The new report on the European Market for Ethical Fruit & Vegetables finds that organic and fairtrade products have made most inroads in northern European countries. Over 5% of all fresh produce sold in countries like the UK, Germany and Finland is now certified organic and / or fair trade. Switzerland is the frontrunner where the market share has already exceeded 10%.
In spite of fair trade products making great strides, organic products comprise most revenues in the European ethical fresh produce market. Organic vegetables are the largest category, valued at EUR 2.5 billion in 2007. However, organic fruit sales are predicted to eclipse organic vegetable sales as more tropical and exotic varieties are introduced.
The organic fresh produce industry continues to be dogged by supply shortages. The study finds that European retailers are developing global supply chains to ensure continuous supply of organic fruits & vegetables. European organic food production is not keeping pace with demand. Indeed, several European countries are reporting declining areas of organic farmland. Rising prices of agricultural products are discouraging farmers to convert to organic practices.
Supply-demand imbalances are expected to continue as consumer demand for ethical & ecological products rises. Fairtrade products are becoming popular as consumers believe product purchases have a direct impact on third world poverty. Motives for organic fruit & vegetables are broader, encompassing health, nutrition and ecological issues. Organic Monitor projects the market for organic and fair trade fresh produce to double in the coming years.

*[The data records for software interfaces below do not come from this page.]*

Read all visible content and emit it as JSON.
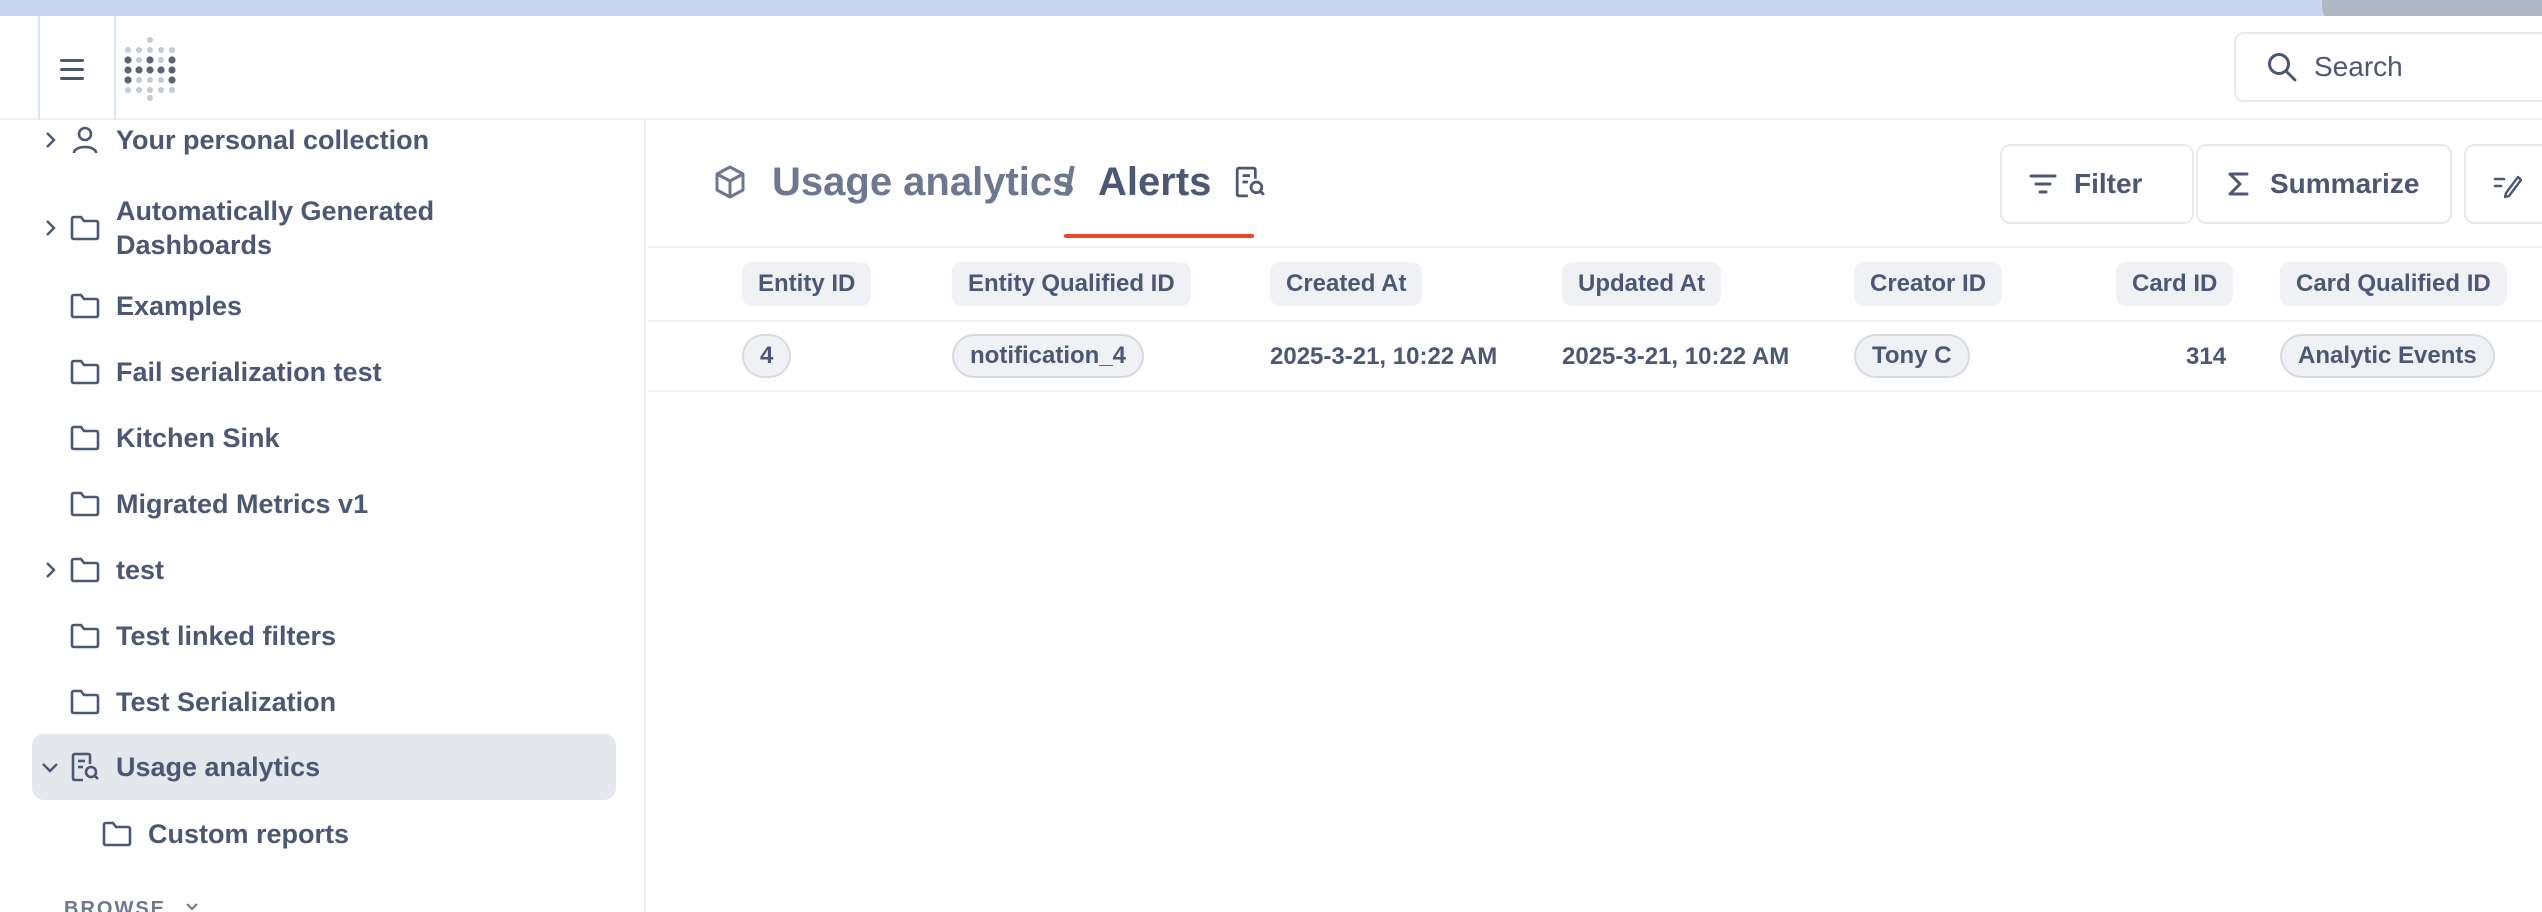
{
  "search": {
    "placeholder": "Search"
  },
  "sidebar": {
    "items": [
      {
        "label": "Your personal collection",
        "icon": "person-icon",
        "chevron": "right"
      },
      {
        "label": "Automatically Generated",
        "label2": "Dashboards",
        "icon": "folder-icon",
        "chevron": "right"
      },
      {
        "label": "Examples",
        "icon": "folder-icon",
        "chevron": ""
      },
      {
        "label": "Fail serialization test",
        "icon": "folder-icon",
        "chevron": ""
      },
      {
        "label": "Kitchen Sink",
        "icon": "folder-icon",
        "chevron": ""
      },
      {
        "label": "Migrated Metrics v1",
        "icon": "folder-icon",
        "chevron": ""
      },
      {
        "label": "test",
        "icon": "folder-icon",
        "chevron": "right"
      },
      {
        "label": "Test linked filters",
        "icon": "folder-icon",
        "chevron": ""
      },
      {
        "label": "Test Serialization",
        "icon": "folder-icon",
        "chevron": ""
      },
      {
        "label": "Usage analytics",
        "icon": "audit-collection-icon",
        "chevron": "down",
        "active": true
      },
      {
        "label": "Custom reports",
        "icon": "folder-icon",
        "chevron": "",
        "child": true
      }
    ],
    "browse_label": "BROWSE"
  },
  "header": {
    "collection": "Usage analytics",
    "separator": "/",
    "title": "Alerts",
    "filter_label": "Filter",
    "summarize_label": "Summarize"
  },
  "table": {
    "columns": [
      "Entity ID",
      "Entity Qualified ID",
      "Created At",
      "Updated At",
      "Creator ID",
      "Card ID",
      "Card Qualified ID"
    ],
    "rows": [
      [
        "4",
        "notification_4",
        "2025-3-21, 10:22 AM",
        "2025-3-21, 10:22 AM",
        "Tony C",
        "314",
        "Analytic Events"
      ]
    ]
  },
  "colors": {
    "text": "#4c5773",
    "text_muted": "#6d7790",
    "active_bg": "#e4e7ec",
    "accent_underline": "#ea4a29",
    "border": "#eef0f3"
  }
}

A major challenge the industry faces is low consumer understanding of eco-labels. Although certified fairtrade and organic products have clearly visible symbols and logos, consumers are getting confused as to what the eco-labels mean and the differences between them. The market for fairtrade products is also suffering from a lack of standards; a relatively low number of fruits & vegetables have fairtrade standards. Retailers and traders aim to expand product ranges, however limited product lines prevent them from doing so.